Okay, look. Once in a while, we all get…a little soft. Soft in the middle, soft in the pants or soft in…the heart. This isn’t your usual First Loser pull-my-finger and tug-my-womprat blog post, this one’s for my bud Speedy Weezy. He’s my skating hero.
We started the new year with a new competitive sport. If you’re a parent, you know that with a seven year old, that’s not too hard to do. With year-round opportunities to play soccer, baseball, basketball, hockey, cycling, football, lacrosse, curling, swimming, phart boxing and Pokemon, I was pleasantly surprised when Speedy Weezy said he wanted to do competitive short track. Not wanting him to specialize with anything at such an early age, even my beloved inline speed skating, for fear of causing burnout, chronic repetitive motion injuries and a host of other reasons, Horseypants and I actively encourage him to try as many different sports as we can find. That he keeps coming back to skating on his own makes me happy. Inline and now ice, the kid obviously enjoys it. And in my mind, while they’re essentially the same sport, as many of you know, ice and inline are such completely different disciplines that I really do consider them separate, but mutually supportive, sports. (That’s my “avoiding specialization” loophole for the more astute observers amongst you.)

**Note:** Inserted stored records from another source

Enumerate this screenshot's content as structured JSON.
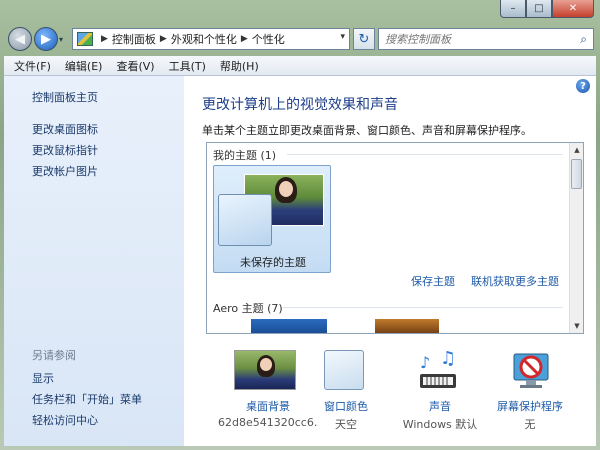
{
  "window": {
    "caption": {
      "minimize": "–",
      "maximize": "□",
      "close": "✕"
    }
  },
  "nav": {
    "back_glyph": "◀",
    "forward_glyph": "▶",
    "dropdown_glyph": "▾",
    "breadcrumbs": [
      "控制面板",
      "外观和个性化",
      "个性化"
    ],
    "refresh_glyph": "↻",
    "search_placeholder": "搜索控制面板"
  },
  "menubar": {
    "items": [
      "文件(F)",
      "编辑(E)",
      "查看(V)",
      "工具(T)",
      "帮助(H)"
    ]
  },
  "sidebar": {
    "home": "控制面板主页",
    "links": [
      "更改桌面图标",
      "更改鼠标指针",
      "更改帐户图片"
    ],
    "see_also_heading": "另请参阅",
    "see_also": [
      "显示",
      "任务栏和「开始」菜单",
      "轻松访问中心"
    ]
  },
  "main": {
    "title": "更改计算机上的视觉效果和声音",
    "description": "单击某个主题立即更改桌面背景、窗口颜色、声音和屏幕保护程序。",
    "help": "?"
  },
  "themes": {
    "my_themes_label": "我的主题 (1)",
    "unsaved_theme": "未保存的主题",
    "save_theme": "保存主题",
    "get_more_online": "联机获取更多主题",
    "aero_label": "Aero 主题 (7)"
  },
  "bottom": [
    {
      "label": "桌面背景",
      "value": "62d8e541320cc6..."
    },
    {
      "label": "窗口颜色",
      "value": "天空"
    },
    {
      "label": "声音",
      "value": "Windows 默认"
    },
    {
      "label": "屏幕保护程序",
      "value": "无"
    }
  ],
  "colors": {
    "link": "#1e5aa8",
    "title": "#1e3f8a",
    "sidebar_bg": "#e8f0fb"
  }
}
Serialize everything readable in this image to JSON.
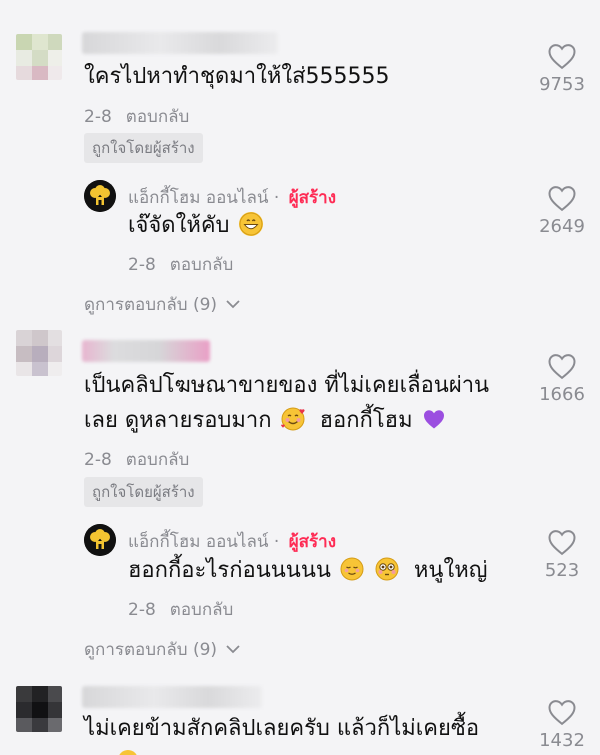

Having spent Christmas vacation getting our ice legs under us in preparation for the Mile High Open on January 2nd, we went into it with no expectations other than to just have a good time. This is actually just like we approached our first trip to Wichita last year for him to compete on inlines in the Team United Inline Speedskating Classic, so in retrospect I’m not surprised by his performance on ice. He did really well. Better than what we could have prepared him for. He just got out there and skated his heart out. He’s a natural.
It’s a father’s pride that starts to step on my journalistic objectivity here. I even have to put my inline coach role to the side on this one, because a couple of our really talented and hard working skaters were competing too. All great kids, but now I’m speaking as Freezy Weezy’s Dad, and here’s the unvarnished truth…I wanted Freezy Weezy to WIN at this. Not just win, but CRUSH IT. Beat everyone, friends and strangers alike. And I say strangers because I don’t believe in foes in all of this.
But back to my cleansing…deep breath…when it comes to my boy I wanted to see him win everything at this meet and for once I want to drop the pretense of political correctness that says I need to tell EVERY kid who skates how great they are. Just once, I want to look MY kid in the eye and say, “Damn Dude, you’re the best!” I want to do it and not worry about hurting anyone’s feelings. Just like every other parent. There, it’s been done. As a coach, I’ve just committed a carnal sin. So that’s why I’d never in a million years say such a thing when wearing my coaches hat. But I’m not now and it is what it is. I know at this point I’ve pissed a few people off. So it goes…
Freezy Weezy did great for his first meet. Really. Not a “fish tale” here. He was out there skating against quite a mixed group and qualified for every final in every distance. He came in First Loser in many of the races behind one of the Brothers Speed.
It’s great to see him competing with his friends and have it be a healthy competition. Freezy and the Brothers Speed have a great friendly rivalry that pushes the three of them to really try and do their best. Freezy almost won a race straight up, but slipped in the turn. It was a final, so at least he’d gotten to skate the full set.
The organizers of this event, Colorado Gold, did an awesome job from soup to nuts. In the end, Freezy took home a First Place ribbon for his age group and a really sweet Hersey’s bar. All of the participants got something, and in my heart I know that was a good thing. And all of the kids and skaters who went to this meet did great. Really, they all skated well, had a great time and fell deeper in love with the sport. All great outcomes, and truly what I want for all of them. But…
…you know, there are times when I think we’ve lost something as a culture when we can no longer sing We Are The Champions without worrying about losing friends, hurting feelings or trying to make everyone feel good about themselves. Does that make me a schmuck? I think not. It makes me a sports parent, and human. It’s all about having fun…yes. But winning is a lot more fun than losing or just doing your best – WE ALL KNOW IT! For me, I’ll take First Loser and truly be good with it. But for my kid, it’s nothing less than world domination and gold on a rope. I’m very proud of him. He’s working hard, he’s got talent, and he’s applying himself. It’s hard when you’re seven. Hard to control the urge to goof off, hard not to be distracted. But he’s doing his best and he’s doing great. Sometimes he needs help, and that’s why Horseypants and I are here. He’s fighting against natural and powerful forces to become better at something that’s really difficult to master. He’s well on his way and there’s nothing anyone can take from him. He’s got the world ahead of him, and nothing but good times in the rear-view mirror. At least for now. I hope he can keep it that way, but at the end of the day it will be up to him. I’ll support him through it all, by being honest and being there. He’s my hero, and I’ll love him forever no matter what.